Exercise prompt:
Could you copy every record exactly as it appears?

Data to process:
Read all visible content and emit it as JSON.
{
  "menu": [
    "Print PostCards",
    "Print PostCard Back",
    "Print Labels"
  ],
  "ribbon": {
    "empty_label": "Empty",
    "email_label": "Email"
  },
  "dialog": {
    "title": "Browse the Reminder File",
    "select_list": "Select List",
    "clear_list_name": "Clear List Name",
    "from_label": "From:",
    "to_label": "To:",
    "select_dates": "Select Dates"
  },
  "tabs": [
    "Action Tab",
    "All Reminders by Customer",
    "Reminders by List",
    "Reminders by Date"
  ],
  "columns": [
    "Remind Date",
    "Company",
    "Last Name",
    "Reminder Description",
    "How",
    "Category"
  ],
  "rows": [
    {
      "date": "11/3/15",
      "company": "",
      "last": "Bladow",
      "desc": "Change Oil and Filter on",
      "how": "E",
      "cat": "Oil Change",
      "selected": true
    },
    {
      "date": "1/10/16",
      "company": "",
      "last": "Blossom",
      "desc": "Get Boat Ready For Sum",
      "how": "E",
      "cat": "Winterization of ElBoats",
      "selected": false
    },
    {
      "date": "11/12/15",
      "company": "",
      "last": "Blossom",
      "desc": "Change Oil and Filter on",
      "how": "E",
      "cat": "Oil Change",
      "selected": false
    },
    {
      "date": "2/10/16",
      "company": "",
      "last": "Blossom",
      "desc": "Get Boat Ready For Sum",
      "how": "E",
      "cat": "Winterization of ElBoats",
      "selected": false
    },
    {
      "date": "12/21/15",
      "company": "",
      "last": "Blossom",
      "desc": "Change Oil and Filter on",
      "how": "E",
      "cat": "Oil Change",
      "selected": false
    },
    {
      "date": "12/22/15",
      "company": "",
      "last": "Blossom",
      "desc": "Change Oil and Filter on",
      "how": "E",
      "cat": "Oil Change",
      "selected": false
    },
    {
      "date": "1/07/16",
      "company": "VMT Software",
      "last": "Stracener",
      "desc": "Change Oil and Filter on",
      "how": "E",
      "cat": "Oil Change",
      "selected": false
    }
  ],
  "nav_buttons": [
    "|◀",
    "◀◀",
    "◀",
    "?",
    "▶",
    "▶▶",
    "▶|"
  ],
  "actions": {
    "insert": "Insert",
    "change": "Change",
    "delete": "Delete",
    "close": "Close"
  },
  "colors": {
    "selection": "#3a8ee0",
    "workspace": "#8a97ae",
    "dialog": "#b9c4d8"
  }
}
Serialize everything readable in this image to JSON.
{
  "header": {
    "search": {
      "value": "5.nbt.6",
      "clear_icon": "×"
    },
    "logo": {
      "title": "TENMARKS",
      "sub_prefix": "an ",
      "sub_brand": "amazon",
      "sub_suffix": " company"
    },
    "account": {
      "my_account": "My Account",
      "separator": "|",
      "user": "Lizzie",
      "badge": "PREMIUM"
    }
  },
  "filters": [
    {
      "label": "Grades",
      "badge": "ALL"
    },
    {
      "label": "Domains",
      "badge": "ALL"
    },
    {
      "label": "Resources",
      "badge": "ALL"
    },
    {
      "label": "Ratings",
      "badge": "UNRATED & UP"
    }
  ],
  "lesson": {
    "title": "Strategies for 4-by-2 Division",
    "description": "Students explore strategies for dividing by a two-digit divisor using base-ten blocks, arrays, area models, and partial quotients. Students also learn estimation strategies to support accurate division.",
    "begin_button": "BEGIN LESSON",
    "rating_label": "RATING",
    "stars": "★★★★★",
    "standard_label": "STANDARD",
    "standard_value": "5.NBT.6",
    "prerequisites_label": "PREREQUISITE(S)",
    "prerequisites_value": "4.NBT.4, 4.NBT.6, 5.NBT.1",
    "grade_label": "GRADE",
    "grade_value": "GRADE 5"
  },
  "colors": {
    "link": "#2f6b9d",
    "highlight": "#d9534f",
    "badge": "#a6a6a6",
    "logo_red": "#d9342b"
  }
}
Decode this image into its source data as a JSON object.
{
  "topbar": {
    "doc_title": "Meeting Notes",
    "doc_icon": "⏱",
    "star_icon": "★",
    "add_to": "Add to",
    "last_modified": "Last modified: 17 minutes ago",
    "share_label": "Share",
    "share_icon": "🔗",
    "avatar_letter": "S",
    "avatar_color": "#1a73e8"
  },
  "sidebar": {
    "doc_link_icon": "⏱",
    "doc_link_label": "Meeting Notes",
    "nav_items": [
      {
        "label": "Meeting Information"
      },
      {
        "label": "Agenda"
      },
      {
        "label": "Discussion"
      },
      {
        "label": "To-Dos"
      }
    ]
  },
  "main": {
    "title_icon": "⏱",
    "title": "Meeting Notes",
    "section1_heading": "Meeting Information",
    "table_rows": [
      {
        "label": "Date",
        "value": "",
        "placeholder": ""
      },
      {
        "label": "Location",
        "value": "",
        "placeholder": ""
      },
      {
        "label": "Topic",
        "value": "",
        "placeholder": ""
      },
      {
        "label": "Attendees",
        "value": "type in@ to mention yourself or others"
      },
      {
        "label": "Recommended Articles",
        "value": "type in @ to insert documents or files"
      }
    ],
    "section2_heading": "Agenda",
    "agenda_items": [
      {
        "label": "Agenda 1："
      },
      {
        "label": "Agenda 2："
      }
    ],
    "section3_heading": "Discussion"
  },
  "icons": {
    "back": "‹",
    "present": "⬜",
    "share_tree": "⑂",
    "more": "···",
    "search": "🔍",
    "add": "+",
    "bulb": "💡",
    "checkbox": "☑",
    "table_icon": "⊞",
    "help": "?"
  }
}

Expected output:
Read all visible content and emit it as JSON.
{
  "menu": [
    "Print PostCards",
    "Print PostCard Back",
    "Print Labels"
  ],
  "ribbon": {
    "empty_label": "Empty",
    "email_label": "Email"
  },
  "dialog": {
    "title": "Browse the Reminder File",
    "select_list": "Select List",
    "clear_list_name": "Clear List Name",
    "from_label": "From:",
    "to_label": "To:",
    "select_dates": "Select Dates"
  },
  "tabs": [
    "Action Tab",
    "All Reminders by Customer",
    "Reminders by List",
    "Reminders by Date"
  ],
  "columns": [
    "Remind Date",
    "Company",
    "Last Name",
    "Reminder Description",
    "How",
    "Category"
  ],
  "rows": [
    {
      "date": "11/3/15",
      "company": "",
      "last": "Bladow",
      "desc": "Change Oil and Filter on",
      "how": "E",
      "cat": "Oil Change",
      "selected": true
    },
    {
      "date": "1/10/16",
      "company": "",
      "last": "Blossom",
      "desc": "Get Boat Ready For Sum",
      "how": "E",
      "cat": "Winterization of ElBoats",
      "selected": false
    },
    {
      "date": "11/12/15",
      "company": "",
      "last": "Blossom",
      "desc": "Change Oil and Filter on",
      "how": "E",
      "cat": "Oil Change",
      "selected": false
    },
    {
      "date": "2/10/16",
      "company": "",
      "last": "Blossom",
      "desc": "Get Boat Ready For Sum",
      "how": "E",
      "cat": "Winterization of ElBoats",
      "selected": false
    },
    {
      "date": "12/21/15",
      "company": "",
      "last": "Blossom",
      "desc": "Change Oil and Filter on",
      "how": "E",
      "cat": "Oil Change",
      "selected": false
    },
    {
      "date": "12/22/15",
      "company": "",
      "last": "Blossom",
      "desc": "Change Oil and Filter on",
      "how": "E",
      "cat": "Oil Change",
      "selected": false
    },
    {
      "date": "1/07/16",
      "company": "VMT Software",
      "last": "Stracener",
      "desc": "Change Oil and Filter on",
      "how": "E",
      "cat": "Oil Change",
      "selected": false
    }
  ],
  "nav_buttons": [
    "|◀",
    "◀◀",
    "◀",
    "?",
    "▶",
    "▶▶",
    "▶|"
  ],
  "actions": {
    "insert": "Insert",
    "change": "Change",
    "delete": "Delete",
    "close": "Close"
  },
  "colors": {
    "selection": "#3a8ee0",
    "workspace": "#8a97ae",
    "dialog": "#b9c4d8"
  }
}
Serialize everything readable in this image to JSON.
{
  "header": {
    "search": {
      "value": "5.nbt.6",
      "clear_icon": "×"
    },
    "logo": {
      "title": "TENMARKS",
      "sub_prefix": "an ",
      "sub_brand": "amazon",
      "sub_suffix": " company"
    },
    "account": {
      "my_account": "My Account",
      "separator": "|",
      "user": "Lizzie",
      "badge": "PREMIUM"
    }
  },
  "filters": [
    {
      "label": "Grades",
      "badge": "ALL"
    },
    {
      "label": "Domains",
      "badge": "ALL"
    },
    {
      "label": "Resources",
      "badge": "ALL"
    },
    {
      "label": "Ratings",
      "badge": "UNRATED & UP"
    }
  ],
  "lesson": {
    "title": "Strategies for 4-by-2 Division",
    "description": "Students explore strategies for dividing by a two-digit divisor using base-ten blocks, arrays, area models, and partial quotients. Students also learn estimation strategies to support accurate division.",
    "begin_button": "BEGIN LESSON",
    "rating_label": "RATING",
    "stars": "★★★★★",
    "standard_label": "STANDARD",
    "standard_value": "5.NBT.6",
    "prerequisites_label": "PREREQUISITE(S)",
    "prerequisites_value": "4.NBT.4, 4.NBT.6, 5.NBT.1",
    "grade_label": "GRADE",
    "grade_value": "GRADE 5"
  },
  "colors": {
    "link": "#2f6b9d",
    "highlight": "#d9534f",
    "badge": "#a6a6a6",
    "logo_red": "#d9342b"
  }
}
Decode this image into its source data as a JSON object.
{
  "topbar": {
    "doc_title": "Meeting Notes",
    "doc_icon": "⏱",
    "star_icon": "★",
    "add_to": "Add to",
    "last_modified": "Last modified: 17 minutes ago",
    "share_label": "Share",
    "share_icon": "🔗",
    "avatar_letter": "S",
    "avatar_color": "#1a73e8"
  },
  "sidebar": {
    "doc_link_icon": "⏱",
    "doc_link_label": "Meeting Notes",
    "nav_items": [
      {
        "label": "Meeting Information"
      },
      {
        "label": "Agenda"
      },
      {
        "label": "Discussion"
      },
      {
        "label": "To-Dos"
      }
    ]
  },
  "main": {
    "title_icon": "⏱",
    "title": "Meeting Notes",
    "section1_heading": "Meeting Information",
    "table_rows": [
      {
        "label": "Date",
        "value": "",
        "placeholder": ""
      },
      {
        "label": "Location",
        "value": "",
        "placeholder": ""
      },
      {
        "label": "Topic",
        "value": "",
        "placeholder": ""
      },
      {
        "label": "Attendees",
        "value": "type in@ to mention yourself or others"
      },
      {
        "label": "Recommended Articles",
        "value": "type in @ to insert documents or files"
      }
    ],
    "section2_heading": "Agenda",
    "agenda_items": [
      {
        "label": "Agenda 1："
      },
      {
        "label": "Agenda 2："
      }
    ],
    "section3_heading": "Discussion"
  },
  "icons": {
    "back": "‹",
    "present": "⬜",
    "share_tree": "⑂",
    "more": "···",
    "search": "🔍",
    "add": "+",
    "bulb": "💡",
    "checkbox": "☑",
    "table_icon": "⊞",
    "help": "?"
  }
}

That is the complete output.